**TASK INSTRUCTIONS**.
From the data below, return all lines holding the string "this".
BEGIN GIVEN DATA
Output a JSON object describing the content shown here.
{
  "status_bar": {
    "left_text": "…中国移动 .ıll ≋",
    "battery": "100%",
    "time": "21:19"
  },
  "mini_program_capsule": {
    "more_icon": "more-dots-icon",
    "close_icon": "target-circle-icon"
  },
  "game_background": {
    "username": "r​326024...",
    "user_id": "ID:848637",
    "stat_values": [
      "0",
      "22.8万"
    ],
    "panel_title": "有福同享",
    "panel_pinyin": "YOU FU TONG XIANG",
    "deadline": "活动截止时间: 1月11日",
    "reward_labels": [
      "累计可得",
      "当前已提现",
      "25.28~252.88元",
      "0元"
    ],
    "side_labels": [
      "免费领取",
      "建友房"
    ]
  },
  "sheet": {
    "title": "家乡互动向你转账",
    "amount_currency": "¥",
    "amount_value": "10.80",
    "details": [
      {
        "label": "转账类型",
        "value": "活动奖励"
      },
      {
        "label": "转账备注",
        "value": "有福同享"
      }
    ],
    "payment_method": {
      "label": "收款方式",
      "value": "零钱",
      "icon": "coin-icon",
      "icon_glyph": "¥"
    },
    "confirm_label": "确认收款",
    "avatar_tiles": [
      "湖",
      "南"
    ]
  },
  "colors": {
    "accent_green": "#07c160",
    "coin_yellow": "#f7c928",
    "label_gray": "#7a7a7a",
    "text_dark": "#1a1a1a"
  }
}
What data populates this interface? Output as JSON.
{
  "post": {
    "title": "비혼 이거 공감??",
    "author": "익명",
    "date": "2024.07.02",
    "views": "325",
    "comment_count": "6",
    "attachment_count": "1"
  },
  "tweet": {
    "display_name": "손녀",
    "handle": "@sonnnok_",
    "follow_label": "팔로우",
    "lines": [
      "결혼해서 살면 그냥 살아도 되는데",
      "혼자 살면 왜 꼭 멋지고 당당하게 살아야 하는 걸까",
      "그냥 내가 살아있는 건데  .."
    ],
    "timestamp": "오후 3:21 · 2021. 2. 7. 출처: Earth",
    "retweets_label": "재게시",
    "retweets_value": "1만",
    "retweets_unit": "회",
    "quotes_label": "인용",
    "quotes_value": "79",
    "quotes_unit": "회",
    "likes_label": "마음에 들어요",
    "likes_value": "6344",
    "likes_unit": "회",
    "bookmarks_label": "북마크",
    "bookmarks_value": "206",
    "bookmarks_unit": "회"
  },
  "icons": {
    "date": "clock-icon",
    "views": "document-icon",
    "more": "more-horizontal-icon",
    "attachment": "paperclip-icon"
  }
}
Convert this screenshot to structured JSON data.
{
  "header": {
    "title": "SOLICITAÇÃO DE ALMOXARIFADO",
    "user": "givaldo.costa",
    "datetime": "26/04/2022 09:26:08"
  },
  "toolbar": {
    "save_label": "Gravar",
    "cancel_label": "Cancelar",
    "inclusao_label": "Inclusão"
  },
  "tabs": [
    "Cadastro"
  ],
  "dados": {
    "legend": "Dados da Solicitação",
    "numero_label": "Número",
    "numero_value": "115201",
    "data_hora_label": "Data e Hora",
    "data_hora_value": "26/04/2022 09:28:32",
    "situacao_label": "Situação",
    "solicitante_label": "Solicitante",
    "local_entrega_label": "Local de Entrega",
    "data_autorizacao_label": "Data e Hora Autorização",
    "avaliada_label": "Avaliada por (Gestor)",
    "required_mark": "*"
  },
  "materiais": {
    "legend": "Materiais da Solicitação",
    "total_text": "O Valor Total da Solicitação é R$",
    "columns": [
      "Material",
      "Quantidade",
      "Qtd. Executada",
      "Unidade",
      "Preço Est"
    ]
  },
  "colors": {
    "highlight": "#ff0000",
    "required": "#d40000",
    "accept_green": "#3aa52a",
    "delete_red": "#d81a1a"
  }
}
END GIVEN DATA
**ANSWER AREA**.
What data populates this interface? Output as JSON.
Convert this screenshot to structured JSON data.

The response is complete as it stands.